Wagner Dream: Buddhism from ancient India to Wales and England
Friday 14 June 2013, by
- Opening scene from Harvey’s Wagner Dream (June 2013, performed by the Welsh National Opera)
Before the opera begins, a solitary figure in white robes walks purposefully out on to stage from the right, turns onto a raised platform, and sits, facing slightly away from the audience.
This is how Wagner Dream, a modern British opera, begins. The opera is based in two worlds, that of 1883 Venice and the last day in the life of Richard Wagner, and 5th century India and the romantic entanglement of a young outcast woman and the Buddha’s cousin and chief attendant, Ānanda.
The divide in time is rather creatively visualized, allowing both to exist on stage simultaneously by placing the scenes from Venice on a narrow strip of stage in front of (from the perspective of the audience) the orchestra pit.
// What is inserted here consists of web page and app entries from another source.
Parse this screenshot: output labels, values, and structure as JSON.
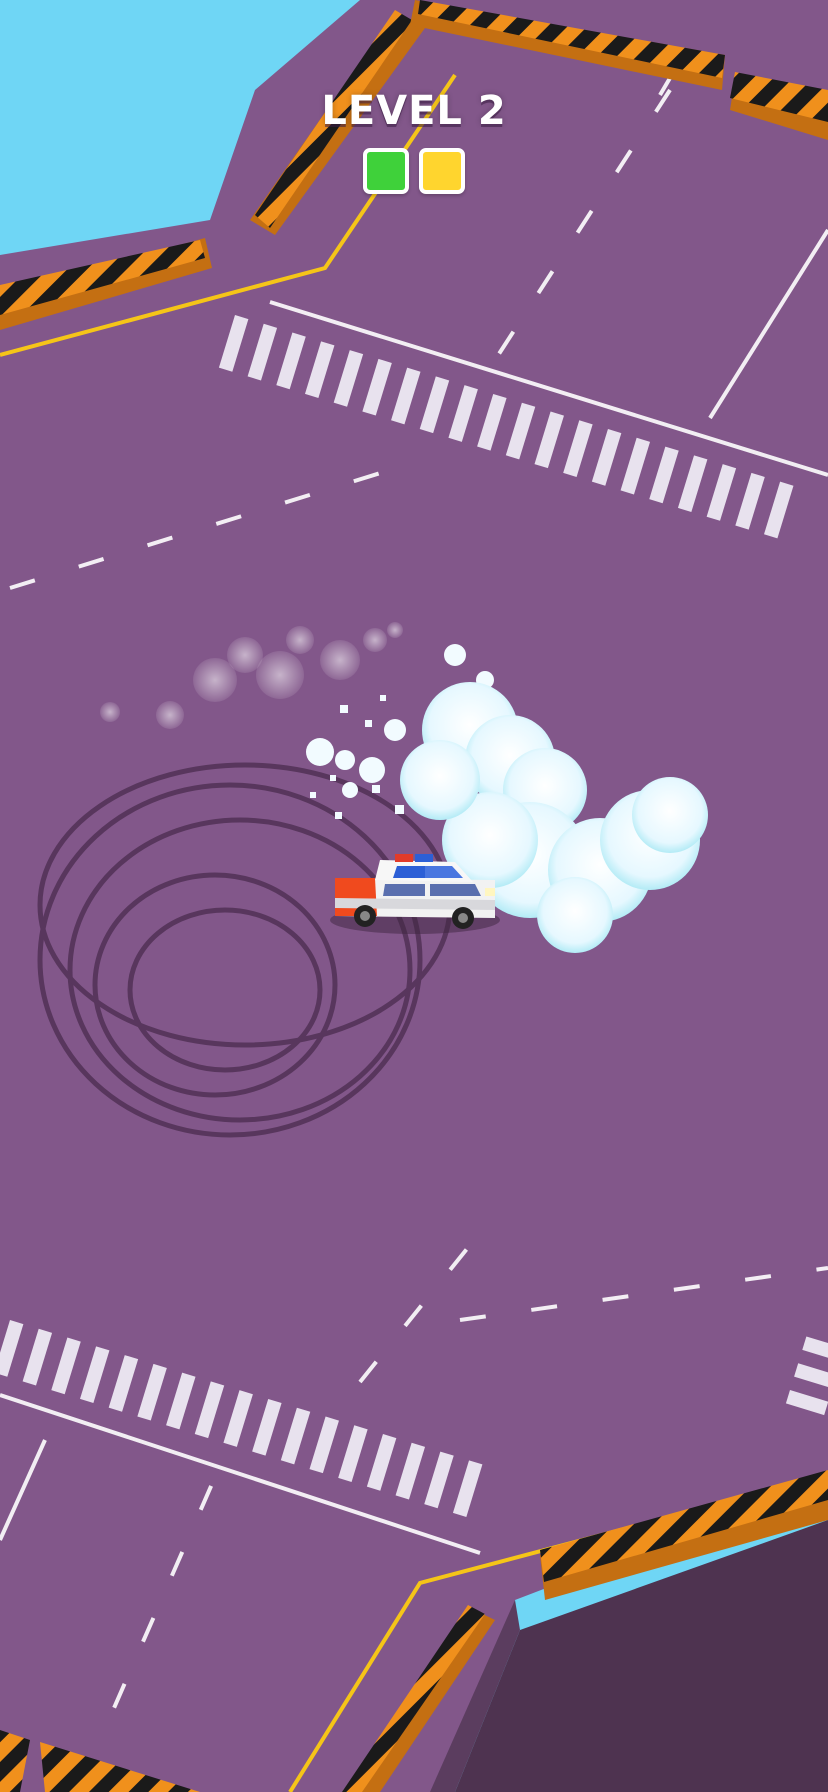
{
  "hud": {
    "level_label": "LEVEL 2",
    "progress": [
      {
        "state": "complete",
        "color": "#3fd13a"
      },
      {
        "state": "current",
        "color": "#ffd52e"
      }
    ]
  },
  "scene": {
    "sky_color": "#6fd6f5",
    "road_color": "#82578a",
    "road_side_color": "#4e3350",
    "barrier_colors": [
      "#f0901c",
      "#1a1a1a"
    ],
    "edge_line_color": "#f5c518",
    "car_colors": {
      "body": "#f2f2f2",
      "stripe": "#f04a1e",
      "light": "#2c5fd6"
    },
    "smoke_color": "#eafaff"
  }
}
The scenes from ancient India, meanwhile, take place on and around the platform behind the orchestra. The divide is further accentuated by the Welsh National Opera’s director Pierre Audi’s decision to have the sung dialogue of the Buddhists placed in Pali, which is commonly described as the language of the Buddha, but is actually a term meaning ‘text’ – referring to the recorded teachings of the Buddha and his disciples. Meanwhile the spoken dialogue of Wagner and friends is in German. Surtitles (supertitles) translate both above the stage in English and Welsh. The use of the two languages helps move the audience both out of their own world and into the lives of the characters on the stage.
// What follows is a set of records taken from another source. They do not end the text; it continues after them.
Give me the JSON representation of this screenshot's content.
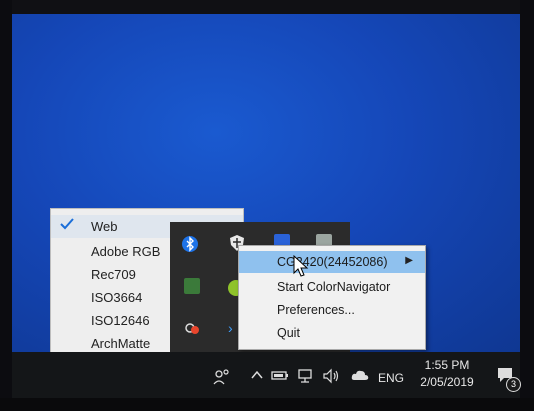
{
  "color_space_menu": {
    "items": [
      {
        "label": "Web",
        "checked": true
      },
      {
        "label": "Adobe RGB",
        "checked": false
      },
      {
        "label": "Rec709",
        "checked": false
      },
      {
        "label": "ISO3664",
        "checked": false
      },
      {
        "label": "ISO12646",
        "checked": false
      },
      {
        "label": "ArchMatte",
        "checked": false
      }
    ]
  },
  "context_menu": {
    "items": [
      {
        "label": "CG2420(24452086)",
        "has_submenu": true,
        "highlighted": true
      },
      {
        "label": "Start ColorNavigator",
        "has_submenu": false
      },
      {
        "label": "Preferences...",
        "has_submenu": false
      },
      {
        "label": "Quit",
        "has_submenu": false
      }
    ]
  },
  "taskbar": {
    "language": "ENG",
    "time": "1:55 PM",
    "date": "2/05/2019",
    "notification_count": "3"
  },
  "colors": {
    "desktop": "#1547b8",
    "taskbar": "#141618",
    "menu_highlight": "#8fc1ee",
    "check_accent": "#1a6ed8"
  }
}
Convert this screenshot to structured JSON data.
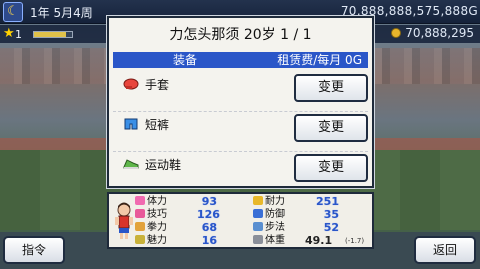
{
  "top": {
    "date": "1年 5月4周",
    "money_top": "70,888,888,575,888G",
    "level": "1",
    "level_progress": 0.85,
    "money_bottom": "70,888,295"
  },
  "dialog": {
    "title": "力怎头那须 20岁 1 / 1",
    "header_left": "装备",
    "header_right": "租赁费/每月 0G",
    "equipment": [
      {
        "name": "手套",
        "icon": "glove-icon",
        "color": "#e8453c",
        "button": "变更"
      },
      {
        "name": "短裤",
        "icon": "shorts-icon",
        "color": "#3a8fe6",
        "button": "变更"
      },
      {
        "name": "运动鞋",
        "icon": "sneaker-icon",
        "color": "#5fb64a",
        "button": "变更"
      }
    ]
  },
  "stats": {
    "left": [
      {
        "name": "体力",
        "value": "93",
        "icon": "heart-icon",
        "color": "#f06ab0"
      },
      {
        "name": "技巧",
        "value": "126",
        "icon": "flower-icon",
        "color": "#e85a9a"
      },
      {
        "name": "拳力",
        "value": "68",
        "icon": "fist-icon",
        "color": "#e2a23a"
      },
      {
        "name": "魅力",
        "value": "16",
        "icon": "charm-icon",
        "color": "#c9b23a"
      }
    ],
    "right": [
      {
        "name": "耐力",
        "value": "251",
        "icon": "bolt-icon",
        "color": "#e8b82a"
      },
      {
        "name": "防御",
        "value": "35",
        "icon": "shield-icon",
        "color": "#3a6fd6"
      },
      {
        "name": "步法",
        "value": "52",
        "icon": "footstep-icon",
        "color": "#5a8fd0"
      }
    ],
    "weight_label": "体重",
    "weight_value": "49.1",
    "weight_delta": "(-1.7)"
  },
  "buttons": {
    "command": "指令",
    "back": "返回"
  }
}
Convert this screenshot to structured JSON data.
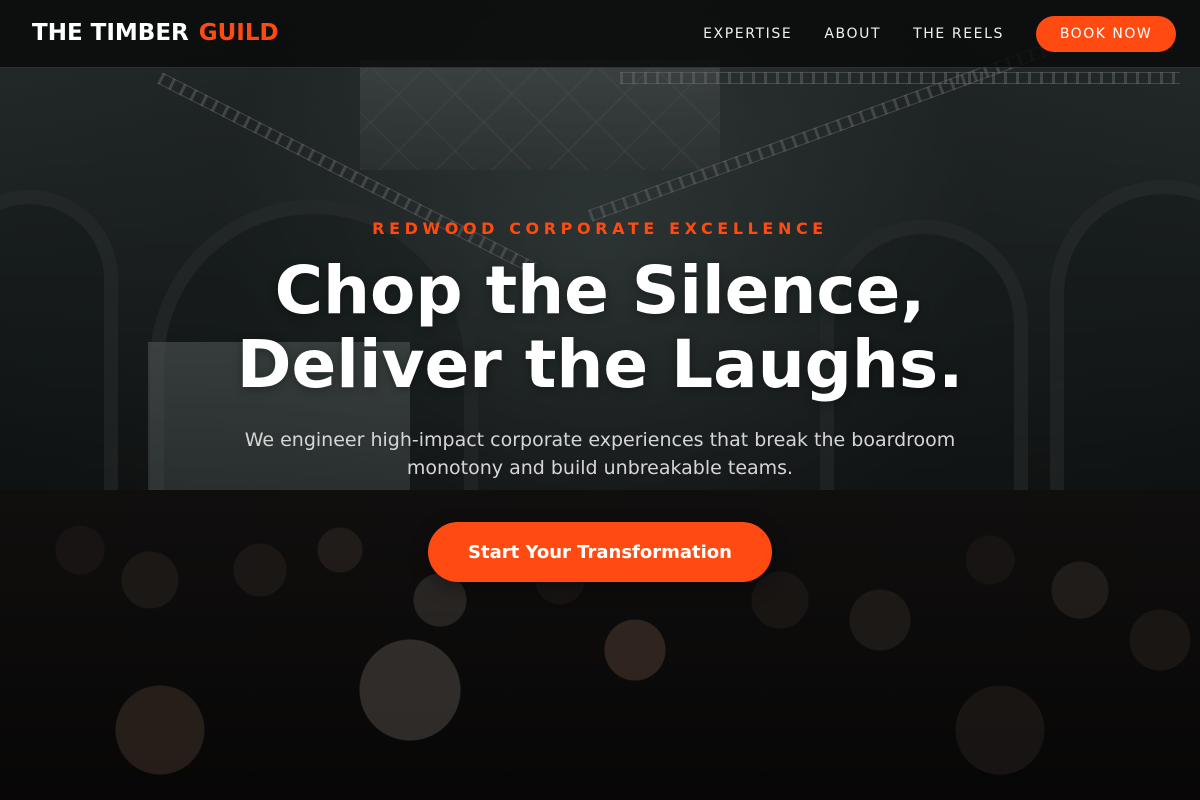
{
  "colors": {
    "accent": "#ff4a12",
    "nav_background": "#080808",
    "text_primary": "#ffffff",
    "text_secondary": "#d6d6d6"
  },
  "header": {
    "logo": {
      "primary": "THE TIMBER",
      "accent": "GUILD"
    },
    "nav_links": [
      "EXPERTISE",
      "ABOUT",
      "THE REELS"
    ],
    "book_button": "BOOK NOW"
  },
  "hero": {
    "background_image": "conference-hall-crowd-photo",
    "eyebrow": "REDWOOD CORPORATE EXCELLENCE",
    "headline_lines": [
      "Chop the Silence,",
      "Deliver the Laughs."
    ],
    "subtext": "We engineer high-impact corporate experiences that break the boardroom monotony and build unbreakable teams.",
    "cta": "Start Your Transformation"
  }
}
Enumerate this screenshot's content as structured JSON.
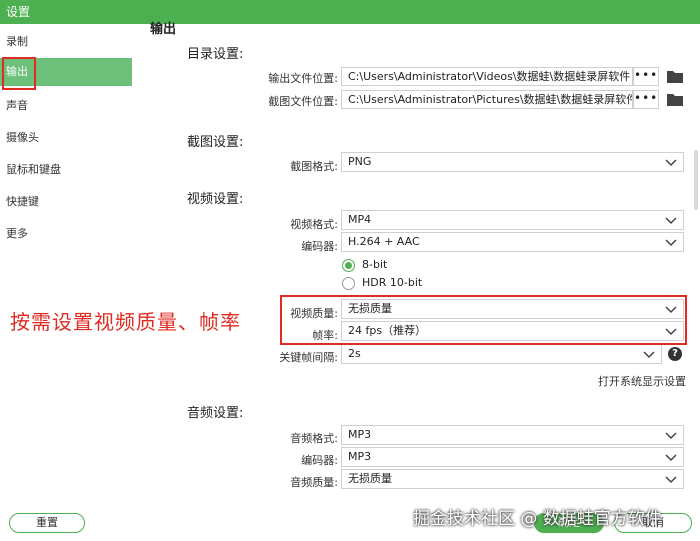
{
  "window": {
    "title": "设置"
  },
  "sidebar": {
    "items": [
      {
        "label": "录制"
      },
      {
        "label": "输出"
      },
      {
        "label": "声音"
      },
      {
        "label": "摄像头"
      },
      {
        "label": "鼠标和键盘"
      },
      {
        "label": "快捷键"
      },
      {
        "label": "更多"
      }
    ],
    "active_index": 1
  },
  "main": {
    "header_clipped": "输出",
    "directory": {
      "title": "目录设置:",
      "output_label": "输出文件位置:",
      "output_value": "C:\\Users\\Administrator\\Videos\\数据蛙\\数据蛙录屏软件",
      "screenshot_label": "截图文件位置:",
      "screenshot_value": "C:\\Users\\Administrator\\Pictures\\数据蛙\\数据蛙录屏软件",
      "browse_label": "•••"
    },
    "screenshot": {
      "title": "截图设置:",
      "format_label": "截图格式:",
      "format_value": "PNG"
    },
    "video": {
      "title": "视频设置:",
      "format_label": "视频格式:",
      "format_value": "MP4",
      "encoder_label": "编码器:",
      "encoder_value": "H.264 + AAC",
      "bit8_label": "8-bit",
      "hdr_label": "HDR 10-bit",
      "quality_label": "视频质量:",
      "quality_value": "无损质量",
      "fps_label": "帧率:",
      "fps_value": "24 fps（推荐）",
      "keyframe_label": "关键帧间隔:",
      "keyframe_value": "2s",
      "help_icon_glyph": "?",
      "display_settings_link": "打开系统显示设置"
    },
    "audio": {
      "title": "音频设置:",
      "format_label": "音频格式:",
      "format_value": "MP3",
      "encoder_label": "编码器:",
      "encoder_value": "MP3",
      "quality_label": "音频质量:",
      "quality_value": "无损质量"
    }
  },
  "annotation": {
    "text": "按需设置视频质量、帧率"
  },
  "footer": {
    "reset_label": "重置",
    "ok_label": "确定",
    "cancel_label": "取消"
  },
  "watermark": {
    "text": "掘金技术社区 @ 数据蛙官方软件"
  },
  "colors": {
    "accent": "#4caf50",
    "active_item": "#6cc07a",
    "annotation_red": "#e02b20"
  }
}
As you would guess, this is a bit of a niche opera. Four languages, three time periods (if you include the very modern use of minimalist stage sets and electronic sound effects), and the clashing of two very distant cultures as a 19th century German composer encounters ancient Indian ideas and stories. Again we might add our own time period as a third culture, in some ways as distant from Wagner as he finds himself from the Buddha. And, to further complicate things, the story that was placed in Pali itself comes from Eugene Burnouf’s 1844 work, “Introduction à l’Histoire du Buddhisme Indien” (recently translated into English here), which is based on a Sanskrit text, the Divyāvadāna (Divine Stories) an anthology of Buddhist tales dating to around the 2nd Century CE.
Full story : www.patheos.com
By Justin Whitaker